where (xc, yc, zc) are the coordinates of the centre and r is the radius.

A spline is, simply, a curve. Before the advent of CAD programs and the like, engineers and draftsmen used to model curves by hanging adjustable weights from different points on a flexible strip. This curved strip was called a spline. Nowadays, splines are defined mathematically and are described with control points and boundary conditions. The control points are the analogue of the weights, they may be thought of as gravitational attractors, pulling a section of the curve in a particular direction. There are many mathematical models of splines, including basic cubic splines, cardinal splines, Hermite splines, bezier curves, B-splines, beta splines and NURBS. Usually, splines are divided into two broad groups: interpolation and approximation splines. Interpolation splines (e.g. cardinal splines) actually pass through the control point positions. Approximation splines (such as Bezier curves) bend towards control points, but do not necessarily pass through them. Given n + 1 control points, most spline curve equations have the parametric form
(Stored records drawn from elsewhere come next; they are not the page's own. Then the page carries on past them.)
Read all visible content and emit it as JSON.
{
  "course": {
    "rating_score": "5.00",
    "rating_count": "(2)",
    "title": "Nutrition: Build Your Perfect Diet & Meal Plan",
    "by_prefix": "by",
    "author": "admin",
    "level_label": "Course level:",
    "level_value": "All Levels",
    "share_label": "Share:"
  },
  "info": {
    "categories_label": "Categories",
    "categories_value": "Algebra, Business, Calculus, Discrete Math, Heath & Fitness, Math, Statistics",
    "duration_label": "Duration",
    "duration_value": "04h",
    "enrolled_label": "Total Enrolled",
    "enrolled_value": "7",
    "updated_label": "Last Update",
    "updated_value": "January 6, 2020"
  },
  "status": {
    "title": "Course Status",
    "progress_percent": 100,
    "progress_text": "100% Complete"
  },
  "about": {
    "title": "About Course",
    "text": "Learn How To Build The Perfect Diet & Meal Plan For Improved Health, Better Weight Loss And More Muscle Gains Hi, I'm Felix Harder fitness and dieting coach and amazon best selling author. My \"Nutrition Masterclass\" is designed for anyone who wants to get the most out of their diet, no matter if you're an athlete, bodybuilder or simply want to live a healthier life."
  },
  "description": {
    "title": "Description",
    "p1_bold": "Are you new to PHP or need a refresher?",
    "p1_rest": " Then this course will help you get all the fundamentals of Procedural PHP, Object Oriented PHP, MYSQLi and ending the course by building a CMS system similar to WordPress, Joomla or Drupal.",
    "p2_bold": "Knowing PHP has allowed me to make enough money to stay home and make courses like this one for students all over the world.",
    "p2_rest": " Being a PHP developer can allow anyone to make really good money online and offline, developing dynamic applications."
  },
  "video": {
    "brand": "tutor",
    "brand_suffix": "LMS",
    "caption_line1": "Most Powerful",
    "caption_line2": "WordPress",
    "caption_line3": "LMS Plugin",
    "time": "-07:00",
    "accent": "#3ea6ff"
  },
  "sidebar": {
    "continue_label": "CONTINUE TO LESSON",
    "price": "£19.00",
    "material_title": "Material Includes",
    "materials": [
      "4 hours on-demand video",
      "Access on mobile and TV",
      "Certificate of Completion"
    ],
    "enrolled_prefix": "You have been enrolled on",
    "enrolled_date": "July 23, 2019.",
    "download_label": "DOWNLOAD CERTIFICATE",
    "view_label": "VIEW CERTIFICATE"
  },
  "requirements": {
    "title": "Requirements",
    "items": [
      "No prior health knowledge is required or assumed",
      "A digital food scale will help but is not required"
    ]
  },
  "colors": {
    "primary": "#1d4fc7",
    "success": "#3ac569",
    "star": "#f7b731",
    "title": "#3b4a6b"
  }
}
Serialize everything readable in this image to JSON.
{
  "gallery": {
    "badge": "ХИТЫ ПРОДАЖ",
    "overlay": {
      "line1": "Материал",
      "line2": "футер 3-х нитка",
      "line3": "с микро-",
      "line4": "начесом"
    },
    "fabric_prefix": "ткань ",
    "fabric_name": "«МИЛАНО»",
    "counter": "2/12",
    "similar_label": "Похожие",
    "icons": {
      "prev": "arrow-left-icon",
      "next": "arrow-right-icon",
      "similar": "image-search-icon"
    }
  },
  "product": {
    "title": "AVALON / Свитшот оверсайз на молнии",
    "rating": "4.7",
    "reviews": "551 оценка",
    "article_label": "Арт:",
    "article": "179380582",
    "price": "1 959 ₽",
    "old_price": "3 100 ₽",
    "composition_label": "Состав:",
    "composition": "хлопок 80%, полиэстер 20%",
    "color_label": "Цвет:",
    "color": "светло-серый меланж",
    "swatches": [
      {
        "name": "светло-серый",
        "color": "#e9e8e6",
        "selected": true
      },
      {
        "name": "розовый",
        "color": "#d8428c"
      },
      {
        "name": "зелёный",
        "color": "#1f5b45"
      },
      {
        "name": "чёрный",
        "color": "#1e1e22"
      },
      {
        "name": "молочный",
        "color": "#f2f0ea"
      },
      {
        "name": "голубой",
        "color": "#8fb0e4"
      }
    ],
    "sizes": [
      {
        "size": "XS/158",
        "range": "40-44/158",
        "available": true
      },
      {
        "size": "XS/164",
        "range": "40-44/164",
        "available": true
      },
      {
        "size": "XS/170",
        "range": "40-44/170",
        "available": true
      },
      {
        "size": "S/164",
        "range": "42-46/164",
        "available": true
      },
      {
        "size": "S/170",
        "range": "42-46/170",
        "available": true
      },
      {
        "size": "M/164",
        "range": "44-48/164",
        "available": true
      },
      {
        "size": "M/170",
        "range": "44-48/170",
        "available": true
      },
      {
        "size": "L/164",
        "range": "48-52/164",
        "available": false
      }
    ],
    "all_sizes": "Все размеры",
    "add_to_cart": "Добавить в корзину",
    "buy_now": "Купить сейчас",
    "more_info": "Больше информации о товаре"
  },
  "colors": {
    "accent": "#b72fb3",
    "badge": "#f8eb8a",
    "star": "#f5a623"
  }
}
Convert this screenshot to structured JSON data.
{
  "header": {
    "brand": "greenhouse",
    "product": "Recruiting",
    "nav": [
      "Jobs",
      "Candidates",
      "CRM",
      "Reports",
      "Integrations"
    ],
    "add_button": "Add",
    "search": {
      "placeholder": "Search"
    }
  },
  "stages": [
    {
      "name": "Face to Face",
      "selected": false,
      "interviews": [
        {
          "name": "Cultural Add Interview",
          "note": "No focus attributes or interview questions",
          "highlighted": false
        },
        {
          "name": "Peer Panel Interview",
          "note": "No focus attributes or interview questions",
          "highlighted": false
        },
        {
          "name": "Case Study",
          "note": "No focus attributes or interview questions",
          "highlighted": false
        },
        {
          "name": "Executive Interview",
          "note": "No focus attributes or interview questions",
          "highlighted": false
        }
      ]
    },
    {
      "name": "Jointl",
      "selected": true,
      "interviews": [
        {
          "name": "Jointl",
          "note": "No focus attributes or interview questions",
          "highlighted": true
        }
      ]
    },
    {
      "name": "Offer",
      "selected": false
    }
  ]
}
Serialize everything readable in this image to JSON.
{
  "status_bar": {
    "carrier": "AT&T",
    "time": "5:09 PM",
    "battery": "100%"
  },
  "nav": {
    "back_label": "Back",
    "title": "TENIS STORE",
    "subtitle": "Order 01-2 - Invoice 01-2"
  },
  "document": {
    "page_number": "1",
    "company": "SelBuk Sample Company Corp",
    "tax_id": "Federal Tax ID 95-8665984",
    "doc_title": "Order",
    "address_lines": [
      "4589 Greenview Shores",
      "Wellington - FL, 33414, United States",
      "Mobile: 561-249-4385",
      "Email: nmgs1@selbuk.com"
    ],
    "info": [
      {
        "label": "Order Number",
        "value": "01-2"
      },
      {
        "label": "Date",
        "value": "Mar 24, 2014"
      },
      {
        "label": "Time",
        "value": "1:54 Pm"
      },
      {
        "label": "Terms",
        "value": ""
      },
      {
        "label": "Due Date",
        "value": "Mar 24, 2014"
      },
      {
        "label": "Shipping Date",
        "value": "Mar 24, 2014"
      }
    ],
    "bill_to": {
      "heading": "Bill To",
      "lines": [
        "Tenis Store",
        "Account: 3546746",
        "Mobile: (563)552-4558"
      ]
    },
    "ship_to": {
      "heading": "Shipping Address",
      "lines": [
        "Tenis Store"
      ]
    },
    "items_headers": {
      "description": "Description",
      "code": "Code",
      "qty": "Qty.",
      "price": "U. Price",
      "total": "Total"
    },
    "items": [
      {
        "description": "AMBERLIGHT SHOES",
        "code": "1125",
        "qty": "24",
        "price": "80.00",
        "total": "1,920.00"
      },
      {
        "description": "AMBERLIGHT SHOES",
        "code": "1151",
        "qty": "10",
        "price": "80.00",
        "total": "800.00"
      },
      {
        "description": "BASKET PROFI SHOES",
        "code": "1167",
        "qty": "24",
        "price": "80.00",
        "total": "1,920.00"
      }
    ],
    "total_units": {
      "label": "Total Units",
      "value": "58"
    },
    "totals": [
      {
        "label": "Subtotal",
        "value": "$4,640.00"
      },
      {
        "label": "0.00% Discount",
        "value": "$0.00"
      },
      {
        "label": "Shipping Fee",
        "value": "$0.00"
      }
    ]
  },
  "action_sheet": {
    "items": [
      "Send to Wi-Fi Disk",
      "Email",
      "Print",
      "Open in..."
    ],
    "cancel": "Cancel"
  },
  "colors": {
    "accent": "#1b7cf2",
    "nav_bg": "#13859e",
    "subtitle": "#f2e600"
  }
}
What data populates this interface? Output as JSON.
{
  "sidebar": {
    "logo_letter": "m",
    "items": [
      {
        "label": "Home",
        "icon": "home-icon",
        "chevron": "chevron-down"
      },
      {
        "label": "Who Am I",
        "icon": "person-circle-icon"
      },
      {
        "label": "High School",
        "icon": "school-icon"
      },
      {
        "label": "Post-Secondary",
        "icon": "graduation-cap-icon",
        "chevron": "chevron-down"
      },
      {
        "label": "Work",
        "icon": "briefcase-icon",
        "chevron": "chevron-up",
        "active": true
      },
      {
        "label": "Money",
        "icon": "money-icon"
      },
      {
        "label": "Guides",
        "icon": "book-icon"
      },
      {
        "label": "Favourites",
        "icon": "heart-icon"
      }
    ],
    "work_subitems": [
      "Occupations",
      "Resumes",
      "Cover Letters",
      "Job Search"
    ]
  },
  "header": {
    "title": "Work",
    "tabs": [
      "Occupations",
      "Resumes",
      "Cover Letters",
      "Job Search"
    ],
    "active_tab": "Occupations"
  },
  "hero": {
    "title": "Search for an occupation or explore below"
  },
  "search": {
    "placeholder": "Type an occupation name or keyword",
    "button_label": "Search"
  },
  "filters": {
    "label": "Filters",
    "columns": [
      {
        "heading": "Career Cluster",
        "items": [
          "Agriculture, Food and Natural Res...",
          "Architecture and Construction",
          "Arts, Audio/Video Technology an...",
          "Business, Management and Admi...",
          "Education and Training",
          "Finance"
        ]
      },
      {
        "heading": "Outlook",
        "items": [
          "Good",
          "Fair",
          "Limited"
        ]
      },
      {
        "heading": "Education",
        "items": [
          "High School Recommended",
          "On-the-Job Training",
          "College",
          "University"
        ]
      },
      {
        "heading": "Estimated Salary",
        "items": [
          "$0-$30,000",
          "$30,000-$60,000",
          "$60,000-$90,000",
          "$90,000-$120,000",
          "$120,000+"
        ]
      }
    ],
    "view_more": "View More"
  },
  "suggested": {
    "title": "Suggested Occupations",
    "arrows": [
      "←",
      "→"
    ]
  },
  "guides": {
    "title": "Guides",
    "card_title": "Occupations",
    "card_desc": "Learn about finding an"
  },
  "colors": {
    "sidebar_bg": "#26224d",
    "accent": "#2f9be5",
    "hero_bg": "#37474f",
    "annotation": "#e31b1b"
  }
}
where **Pu** is the position vector of the point on the curve with parameter u, Fi(u) is the ith function in a set of n + 1 functions of u known as "basis functions", and **Ci** is the position vector of the ith control point.

A spline patch is a curved surface, defined by two independent spline functions. It may be thought of a set of splines whose control points are generated by another spline function. It is usually designed using a (m + 1) x (n + 1) grid of control points. Given two sets of basis functions fi(u) and gj(v), where i varies from 0 to m and j varies from 0 to n, the spline patch may be described in parametric form as

where **Puv** is the point on the surface with parameters u, v and **Cij** is the position vector of the control point at position (i, j) in the grid.

See also: bicubic patch

A subdivision surface is a curved surface formed by recursively subdividing a grid of control polygons until it approximates a smooth surface. The subdivision process usually generates points on the basis of some spline function. A subdivision surface is thus like a spline patch, but has more flexibility due to the fact that the original grid need not be rectangular. An example of a subdivision scheme is the Catmull-Clark method.

A superquadric is a shape created by introducing one (if 2-D) or two (if 3-D) extra parameters in the standard quadric equation. As an illustration, let's consider the superellipsoids, closed surfaces generated by modifying the ellipsoid equation

The introduction of two parameters e1 and e2 yields the superellipsoid equation

For e1 = e2 = 1, we have the ordinary ellipsoid. Superellipsoids may also be described with the parametric equations